GIVEN DATA: Begin

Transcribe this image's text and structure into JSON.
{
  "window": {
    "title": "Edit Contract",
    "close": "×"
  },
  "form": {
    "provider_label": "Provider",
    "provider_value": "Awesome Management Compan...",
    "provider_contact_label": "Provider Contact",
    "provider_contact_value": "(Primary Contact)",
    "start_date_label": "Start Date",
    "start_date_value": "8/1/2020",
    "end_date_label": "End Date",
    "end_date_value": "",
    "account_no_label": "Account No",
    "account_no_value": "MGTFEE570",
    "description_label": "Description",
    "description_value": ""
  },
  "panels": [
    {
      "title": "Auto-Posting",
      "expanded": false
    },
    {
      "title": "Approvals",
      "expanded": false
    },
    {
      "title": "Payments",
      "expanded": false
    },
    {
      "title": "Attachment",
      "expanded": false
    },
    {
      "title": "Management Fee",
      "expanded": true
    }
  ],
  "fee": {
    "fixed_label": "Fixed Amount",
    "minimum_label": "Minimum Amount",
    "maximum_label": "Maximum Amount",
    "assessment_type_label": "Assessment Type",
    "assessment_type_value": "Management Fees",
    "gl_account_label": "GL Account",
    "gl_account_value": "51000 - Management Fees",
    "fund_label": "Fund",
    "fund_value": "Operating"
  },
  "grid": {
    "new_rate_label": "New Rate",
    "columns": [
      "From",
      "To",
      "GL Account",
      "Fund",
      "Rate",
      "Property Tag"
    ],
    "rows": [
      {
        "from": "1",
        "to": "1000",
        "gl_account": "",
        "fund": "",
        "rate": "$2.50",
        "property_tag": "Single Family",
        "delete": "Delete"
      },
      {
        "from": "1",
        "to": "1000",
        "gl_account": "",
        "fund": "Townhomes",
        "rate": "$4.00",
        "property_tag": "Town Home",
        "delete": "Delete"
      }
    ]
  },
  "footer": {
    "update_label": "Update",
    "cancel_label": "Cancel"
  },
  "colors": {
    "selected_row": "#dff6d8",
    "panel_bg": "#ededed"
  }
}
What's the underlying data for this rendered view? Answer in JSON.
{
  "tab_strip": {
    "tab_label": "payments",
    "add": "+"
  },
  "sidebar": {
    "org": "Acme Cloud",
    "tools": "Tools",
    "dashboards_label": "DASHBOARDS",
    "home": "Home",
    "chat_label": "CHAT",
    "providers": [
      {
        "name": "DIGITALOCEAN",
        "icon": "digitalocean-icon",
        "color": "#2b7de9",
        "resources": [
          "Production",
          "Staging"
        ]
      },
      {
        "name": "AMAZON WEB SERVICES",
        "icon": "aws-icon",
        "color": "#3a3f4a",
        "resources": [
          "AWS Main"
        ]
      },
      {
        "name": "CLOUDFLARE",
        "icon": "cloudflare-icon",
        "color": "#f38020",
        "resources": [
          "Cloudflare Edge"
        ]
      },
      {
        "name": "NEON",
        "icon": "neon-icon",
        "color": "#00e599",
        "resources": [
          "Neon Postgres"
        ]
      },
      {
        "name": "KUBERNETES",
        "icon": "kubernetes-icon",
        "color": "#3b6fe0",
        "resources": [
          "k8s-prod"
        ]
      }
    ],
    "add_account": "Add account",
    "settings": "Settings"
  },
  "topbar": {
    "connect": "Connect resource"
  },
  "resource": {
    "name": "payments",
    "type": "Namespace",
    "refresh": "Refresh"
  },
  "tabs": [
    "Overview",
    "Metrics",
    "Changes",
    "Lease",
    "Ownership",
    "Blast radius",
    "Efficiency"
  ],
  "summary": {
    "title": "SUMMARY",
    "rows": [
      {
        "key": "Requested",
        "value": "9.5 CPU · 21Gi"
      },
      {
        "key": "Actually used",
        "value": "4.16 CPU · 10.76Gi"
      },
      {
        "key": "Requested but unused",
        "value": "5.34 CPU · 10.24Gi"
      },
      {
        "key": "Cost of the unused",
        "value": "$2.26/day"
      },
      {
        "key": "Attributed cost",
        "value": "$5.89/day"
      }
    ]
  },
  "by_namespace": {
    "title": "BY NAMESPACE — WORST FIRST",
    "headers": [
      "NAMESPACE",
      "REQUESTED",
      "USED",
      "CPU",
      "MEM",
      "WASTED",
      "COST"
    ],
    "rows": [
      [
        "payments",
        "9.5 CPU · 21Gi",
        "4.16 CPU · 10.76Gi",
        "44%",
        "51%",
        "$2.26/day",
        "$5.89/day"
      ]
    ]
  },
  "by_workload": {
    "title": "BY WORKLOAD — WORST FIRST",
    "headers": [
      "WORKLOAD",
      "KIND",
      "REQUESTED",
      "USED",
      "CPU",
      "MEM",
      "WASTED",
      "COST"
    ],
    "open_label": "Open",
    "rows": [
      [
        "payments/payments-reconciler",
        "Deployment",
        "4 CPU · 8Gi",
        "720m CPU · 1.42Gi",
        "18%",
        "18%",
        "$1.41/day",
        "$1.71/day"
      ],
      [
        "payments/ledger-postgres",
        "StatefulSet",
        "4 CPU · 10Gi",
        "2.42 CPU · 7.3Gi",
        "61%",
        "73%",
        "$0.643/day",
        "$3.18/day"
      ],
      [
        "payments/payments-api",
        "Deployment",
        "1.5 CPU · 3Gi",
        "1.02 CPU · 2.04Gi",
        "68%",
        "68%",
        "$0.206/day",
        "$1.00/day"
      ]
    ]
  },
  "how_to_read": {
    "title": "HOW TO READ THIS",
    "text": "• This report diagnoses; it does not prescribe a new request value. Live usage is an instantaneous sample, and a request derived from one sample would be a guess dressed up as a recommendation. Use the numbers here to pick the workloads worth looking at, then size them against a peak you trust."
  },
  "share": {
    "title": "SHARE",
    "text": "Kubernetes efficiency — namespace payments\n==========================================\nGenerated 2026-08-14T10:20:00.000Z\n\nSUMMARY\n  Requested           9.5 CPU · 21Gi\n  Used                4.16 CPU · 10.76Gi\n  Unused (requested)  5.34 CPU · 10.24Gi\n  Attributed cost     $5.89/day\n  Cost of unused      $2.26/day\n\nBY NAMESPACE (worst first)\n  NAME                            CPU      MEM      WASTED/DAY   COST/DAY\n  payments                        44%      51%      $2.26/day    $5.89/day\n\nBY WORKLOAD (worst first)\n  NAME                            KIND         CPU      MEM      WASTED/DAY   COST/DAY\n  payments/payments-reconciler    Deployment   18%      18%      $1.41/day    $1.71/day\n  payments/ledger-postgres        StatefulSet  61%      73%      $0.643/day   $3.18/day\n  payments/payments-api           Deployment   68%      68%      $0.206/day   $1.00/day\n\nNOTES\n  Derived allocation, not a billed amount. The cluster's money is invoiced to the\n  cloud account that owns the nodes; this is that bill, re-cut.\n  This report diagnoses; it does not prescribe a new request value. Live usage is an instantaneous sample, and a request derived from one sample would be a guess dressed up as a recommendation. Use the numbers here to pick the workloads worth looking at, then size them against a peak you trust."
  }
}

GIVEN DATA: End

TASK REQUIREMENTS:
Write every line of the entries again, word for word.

ANSWER TO THE PROBLEM:
Transcribe this image's text and structure into JSON.
{
  "window": {
    "title": "Edit Contract",
    "close": "×"
  },
  "form": {
    "provider_label": "Provider",
    "provider_value": "Awesome Management Compan...",
    "provider_contact_label": "Provider Contact",
    "provider_contact_value": "(Primary Contact)",
    "start_date_label": "Start Date",
    "start_date_value": "8/1/2020",
    "end_date_label": "End Date",
    "end_date_value": "",
    "account_no_label": "Account No",
    "account_no_value": "MGTFEE570",
    "description_label": "Description",
    "description_value": ""
  },
  "panels": [
    {
      "title": "Auto-Posting",
      "expanded": false
    },
    {
      "title": "Approvals",
      "expanded": false
    },
    {
      "title": "Payments",
      "expanded": false
    },
    {
      "title": "Attachment",
      "expanded": false
    },
    {
      "title": "Management Fee",
      "expanded": true
    }
  ],
  "fee": {
    "fixed_label": "Fixed Amount",
    "minimum_label": "Minimum Amount",
    "maximum_label": "Maximum Amount",
    "assessment_type_label": "Assessment Type",
    "assessment_type_value": "Management Fees",
    "gl_account_label": "GL Account",
    "gl_account_value": "51000 - Management Fees",
    "fund_label": "Fund",
    "fund_value": "Operating"
  },
  "grid": {
    "new_rate_label": "New Rate",
    "columns": [
      "From",
      "To",
      "GL Account",
      "Fund",
      "Rate",
      "Property Tag"
    ],
    "rows": [
      {
        "from": "1",
        "to": "1000",
        "gl_account": "",
        "fund": "",
        "rate": "$2.50",
        "property_tag": "Single Family",
        "delete": "Delete"
      },
      {
        "from": "1",
        "to": "1000",
        "gl_account": "",
        "fund": "Townhomes",
        "rate": "$4.00",
        "property_tag": "Town Home",
        "delete": "Delete"
      }
    ]
  },
  "footer": {
    "update_label": "Update",
    "cancel_label": "Cancel"
  },
  "colors": {
    "selected_row": "#dff6d8",
    "panel_bg": "#ededed"
  }
}
What's the underlying data for this rendered view? Answer in JSON.
{
  "tab_strip": {
    "tab_label": "payments",
    "add": "+"
  },
  "sidebar": {
    "org": "Acme Cloud",
    "tools": "Tools",
    "dashboards_label": "DASHBOARDS",
    "home": "Home",
    "chat_label": "CHAT",
    "providers": [
      {
        "name": "DIGITALOCEAN",
        "icon": "digitalocean-icon",
        "color": "#2b7de9",
        "resources": [
          "Production",
          "Staging"
        ]
      },
      {
        "name": "AMAZON WEB SERVICES",
        "icon": "aws-icon",
        "color": "#3a3f4a",
        "resources": [
          "AWS Main"
        ]
      },
      {
        "name": "CLOUDFLARE",
        "icon": "cloudflare-icon",
        "color": "#f38020",
        "resources": [
          "Cloudflare Edge"
        ]
      },
      {
        "name": "NEON",
        "icon": "neon-icon",
        "color": "#00e599",
        "resources": [
          "Neon Postgres"
        ]
      },
      {
        "name": "KUBERNETES",
        "icon": "kubernetes-icon",
        "color": "#3b6fe0",
        "resources": [
          "k8s-prod"
        ]
      }
    ],
    "add_account": "Add account",
    "settings": "Settings"
  },
  "topbar": {
    "connect": "Connect resource"
  },
  "resource": {
    "name": "payments",
    "type": "Namespace",
    "refresh": "Refresh"
  },
  "tabs": [
    "Overview",
    "Metrics",
    "Changes",
    "Lease",
    "Ownership",
    "Blast radius",
    "Efficiency"
  ],
  "summary": {
    "title": "SUMMARY",
    "rows": [
      {
        "key": "Requested",
        "value": "9.5 CPU · 21Gi"
      },
      {
        "key": "Actually used",
        "value": "4.16 CPU · 10.76Gi"
      },
      {
        "key": "Requested but unused",
        "value": "5.34 CPU · 10.24Gi"
      },
      {
        "key": "Cost of the unused",
        "value": "$2.26/day"
      },
      {
        "key": "Attributed cost",
        "value": "$5.89/day"
      }
    ]
  },
  "by_namespace": {
    "title": "BY NAMESPACE — WORST FIRST",
    "headers": [
      "NAMESPACE",
      "REQUESTED",
      "USED",
      "CPU",
      "MEM",
      "WASTED",
      "COST"
    ],
    "rows": [
      [
        "payments",
        "9.5 CPU · 21Gi",
        "4.16 CPU · 10.76Gi",
        "44%",
        "51%",
        "$2.26/day",
        "$5.89/day"
      ]
    ]
  },
  "by_workload": {
    "title": "BY WORKLOAD — WORST FIRST",
    "headers": [
      "WORKLOAD",
      "KIND",
      "REQUESTED",
      "USED",
      "CPU",
      "MEM",
      "WASTED",
      "COST"
    ],
    "open_label": "Open",
    "rows": [
      [
        "payments/payments-reconciler",
        "Deployment",
        "4 CPU · 8Gi",
        "720m CPU · 1.42Gi",
        "18%",
        "18%",
        "$1.41/day",
        "$1.71/day"
      ],
      [
        "payments/ledger-postgres",
        "StatefulSet",
        "4 CPU · 10Gi",
        "2.42 CPU · 7.3Gi",
        "61%",
        "73%",
        "$0.643/day",
        "$3.18/day"
      ],
      [
        "payments/payments-api",
        "Deployment",
        "1.5 CPU · 3Gi",
        "1.02 CPU · 2.04Gi",
        "68%",
        "68%",
        "$0.206/day",
        "$1.00/day"
      ]
    ]
  },
  "how_to_read": {
    "title": "HOW TO READ THIS",
    "text": "• This report diagnoses; it does not prescribe a new request value. Live usage is an instantaneous sample, and a request derived from one sample would be a guess dressed up as a recommendation. Use the numbers here to pick the workloads worth looking at, then size them against a peak you trust."
  },
  "share": {
    "title": "SHARE",
    "text": "Kubernetes efficiency — namespace payments\n==========================================\nGenerated 2026-08-14T10:20:00.000Z\n\nSUMMARY\n  Requested           9.5 CPU · 21Gi\n  Used                4.16 CPU · 10.76Gi\n  Unused (requested)  5.34 CPU · 10.24Gi\n  Attributed cost     $5.89/day\n  Cost of unused      $2.26/day\n\nBY NAMESPACE (worst first)\n  NAME                            CPU      MEM      WASTED/DAY   COST/DAY\n  payments                        44%      51%      $2.26/day    $5.89/day\n\nBY WORKLOAD (worst first)\n  NAME                            KIND         CPU      MEM      WASTED/DAY   COST/DAY\n  payments/payments-reconciler    Deployment   18%      18%      $1.41/day    $1.71/day\n  payments/ledger-postgres        StatefulSet  61%      73%      $0.643/day   $3.18/day\n  payments/payments-api           Deployment   68%      68%      $0.206/day   $1.00/day\n\nNOTES\n  Derived allocation, not a billed amount. The cluster's money is invoiced to the\n  cloud account that owns the nodes; this is that bill, re-cut.\n  This report diagnoses; it does not prescribe a new request value. Live usage is an instantaneous sample, and a request derived from one sample would be a guess dressed up as a recommendation. Use the numbers here to pick the workloads worth looking at, then size them against a peak you trust."
  }
}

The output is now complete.